- Written by Lea Hanson Lea Hanson
The nutrients and ingredients in your food People look at food labels for different reasons: grasping vitamin and nutrient intake, monitoring ingredients, deciphering processed food from non-processed, and more. Whatever the reason, many consumers would like to know more about how to use this information more effectively and easily.
Reading nutrition labels gives you facts about the product’s ingredients, important nutrients, and the recommended daily values (DV) of those nutrients. There are two sections to the nutrition information on food labels: the Nutrient Information and the Ingredient List. It’s important to note that the nutrient amounts listed on a nutrition label indicate the amount in one serving, not the total amount in the container (unless specified). To determine the total calories in the whole package, multiply the calories per serving by the total number of servings.
Understanding daily values
Daily values (DV) help evaluate how a particular food fits into your daily meal plan. DVs are average levels of nutrients for a person eating 2,000 calories a day. A food item with a 5 percent DV of fat provides 5 percent of the total fat that a person consuming 2,000 calories a day should eat. Parents need to remember that children often need to eat fewer than 2,000 calories in a day, so keep this in mind and consult your pediatrician for your child’s needs.
There are a few items listed in the Nutrient Information without a DV percentage: trans fats, protein, and sugars.
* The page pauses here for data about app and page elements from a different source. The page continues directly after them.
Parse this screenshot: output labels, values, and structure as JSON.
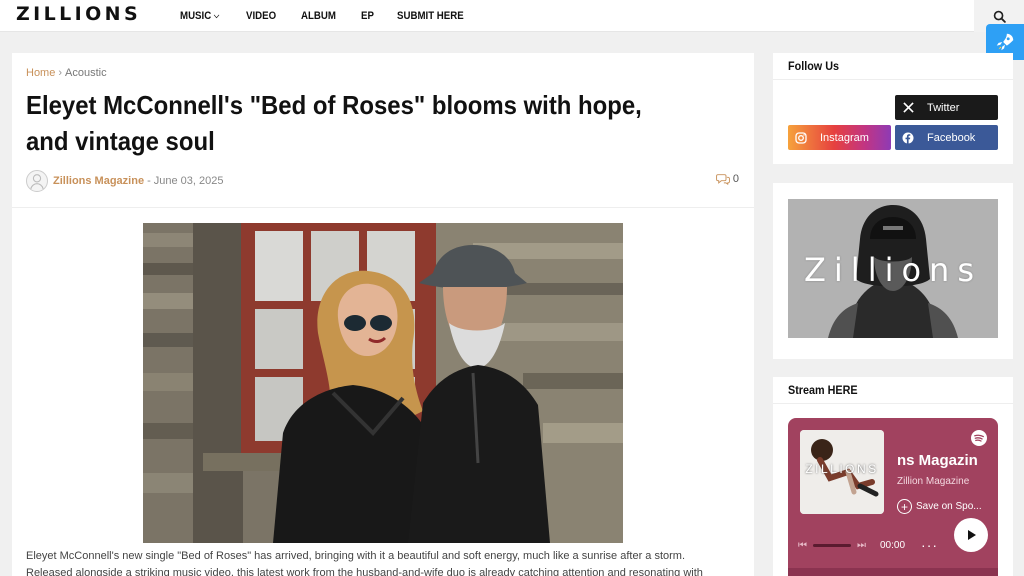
{
  "header": {
    "logo": "ZILLIONS",
    "nav": [
      {
        "label": "MUSIC",
        "has_dropdown": true
      },
      {
        "label": "VIDEO"
      },
      {
        "label": "ALBUM"
      },
      {
        "label": "EP"
      },
      {
        "label": "SUBMIT HERE"
      }
    ],
    "search_icon": "search-icon",
    "floating_icon": "rocket-icon"
  },
  "post": {
    "breadcrumb": {
      "home": "Home",
      "separator": "›",
      "category": "Acoustic"
    },
    "title": "Eleyet McConnell's \"Bed of Roses\" blooms with hope, and vintage soul",
    "author": "Zillions Magazine",
    "date_separator": "-",
    "date": "June 03, 2025",
    "comments_count": "0",
    "paragraph": "Eleyet McConnell's new single \"Bed of Roses\" has arrived, bringing with it a beautiful and soft energy, much like a sunrise after a storm. Released alongside a striking music video, this latest work from the husband-and-wife duo is already catching attention and resonating with listeners worldwide."
  },
  "sidebar": {
    "follow": {
      "title": "Follow Us",
      "buttons": [
        {
          "label": "Twitter",
          "icon": "x-icon"
        },
        {
          "label": "Instagram",
          "icon": "instagram-icon"
        },
        {
          "label": "Facebook",
          "icon": "facebook-icon"
        }
      ]
    },
    "banner": {
      "text": "Zillions"
    },
    "stream": {
      "title": "Stream HERE",
      "player": {
        "cover_text": "ZILLIONS",
        "title": "ns Magazin",
        "subtitle": "Zillion Magazine",
        "save_label": "Save on Spo...",
        "time": "00:00",
        "more": "···"
      }
    }
  },
  "colors": {
    "accent": "#c8915a",
    "twitter": "#1a1a1a",
    "facebook": "#3b5998",
    "spotify_card": "#a1425f",
    "rocket": "#2ea0f5"
  }
}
Trans fat is easy: there is not an agreed upon recommended amount. No amount of trans fat is healthy, but experts cannot yet agree on what amount is—for lack of better words—safe. If you tend to err on the side of caution, just try to have none.
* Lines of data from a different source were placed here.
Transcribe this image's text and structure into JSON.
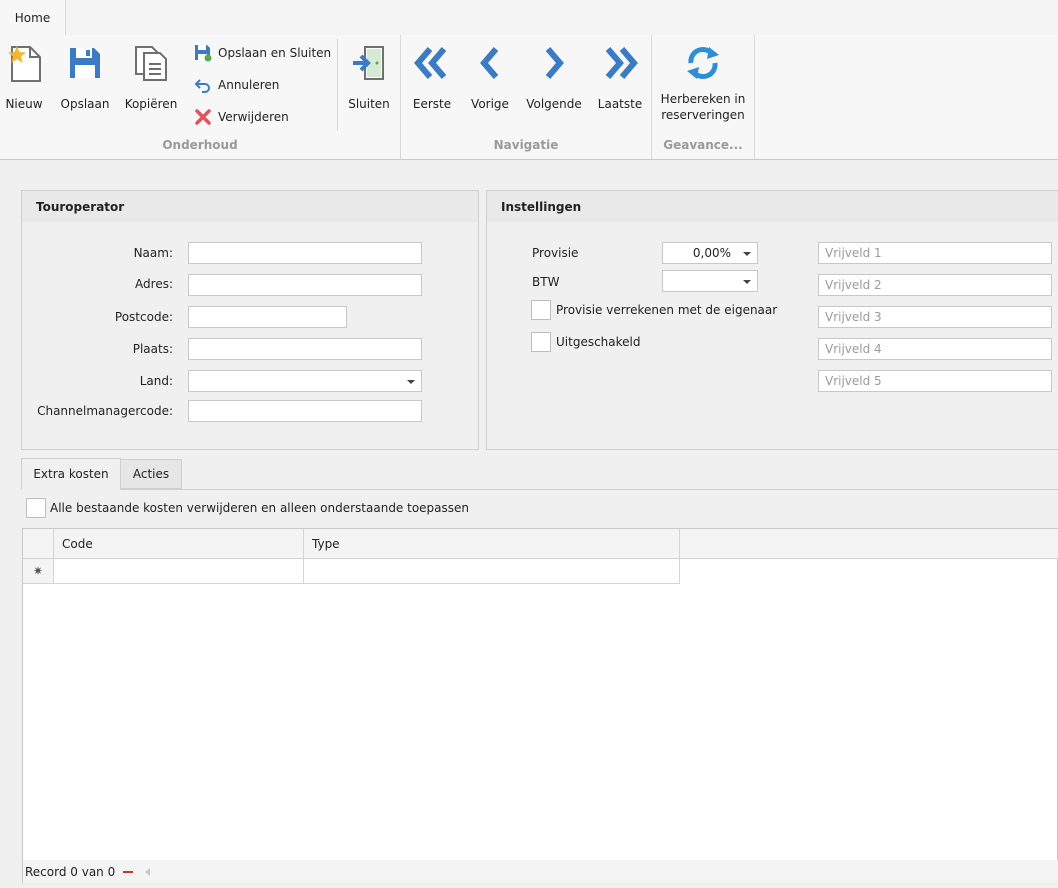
{
  "ribbon": {
    "tab": "Home",
    "buttons": {
      "nieuw": "Nieuw",
      "opslaan": "Opslaan",
      "kopieren": "Kopiëren",
      "opslaan_en_sluiten": "Opslaan en Sluiten",
      "annuleren": "Annuleren",
      "verwijderen": "Verwijderen",
      "sluiten": "Sluiten",
      "eerste": "Eerste",
      "vorige": "Vorige",
      "volgende": "Volgende",
      "laatste": "Laatste",
      "herbereken_line1": "Herbereken in",
      "herbereken_line2": "reserveringen"
    },
    "groups": {
      "onderhoud": "Onderhoud",
      "navigatie": "Navigatie",
      "geavanceerd": "Geavance..."
    },
    "colors": {
      "accent_blue": "#3b7bc4",
      "delete_red": "#e0535a",
      "star_yellow": "#f2b632"
    }
  },
  "touroperator": {
    "title": "Touroperator",
    "labels": {
      "naam": "Naam:",
      "adres": "Adres:",
      "postcode": "Postcode:",
      "plaats": "Plaats:",
      "land": "Land:",
      "channelmanagercode": "Channelmanagercode:"
    },
    "values": {
      "naam": "",
      "adres": "",
      "postcode": "",
      "plaats": "",
      "land": "",
      "channelmanagercode": ""
    }
  },
  "instellingen": {
    "title": "Instellingen",
    "provisie_label": "Provisie",
    "provisie_value": "0,00%",
    "btw_label": "BTW",
    "btw_value": "",
    "provisie_verrekenen_label": "Provisie verrekenen met de eigenaar",
    "provisie_verrekenen_checked": false,
    "uitgeschakeld_label": "Uitgeschakeld",
    "uitgeschakeld_checked": false,
    "vrijvelden": [
      "Vrijveld 1",
      "Vrijveld 2",
      "Vrijveld 3",
      "Vrijveld 4",
      "Vrijveld 5"
    ]
  },
  "tabs": {
    "extra_kosten": "Extra kosten",
    "acties": "Acties",
    "active": "Extra kosten"
  },
  "extra_kosten": {
    "remove_existing_label": "Alle bestaande kosten verwijderen en alleen onderstaande toepassen",
    "remove_existing_checked": false,
    "columns": [
      "Code",
      "Type"
    ],
    "rows": [],
    "new_row_glyph": "✷",
    "record_text": "Record 0 van 0"
  }
}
For protein, a DV percent is required to be listed if a claim is made for protein, such as "high in protein." Otherwise, none is needed unless the food is meant for use by infants and children under age 4. Current scientific evidence indicates that protein intake is not a public health concern for adults and children over age 4.
Sugars, like trans fats, have no recommendations regarding the total amount to eat in a day. Most health professionals agree that less is more when it comes to sugar. Keep in mind, the sugars listed on the Nutrition Facts label include naturally occurring sugars (like those in fruit and milk) as well as those added to a food or drink. Check the ingredient list for specifics on added sugars.
The ingredients list
Foods with more than one ingredient must have an ingredient list on the label. Ingredients are listed in descending order by weight. Those in the largest amounts are listed first. This information is particularly helpful to individuals with food sensitivities and allergies, those who wish to limit added sugars, or those who are vegetarians and/or vegan. A good rule of thumb is to scan the first three ingredients, because they are the largest part of what you’re eating. If the first ingredients include refined grains, some sort of sugar or hydrogenated oils, assume the product is unhealthy. Another good rule of thumb is if the ingredients list is longer than 2–3 lines, you can assume that the product is highly processed.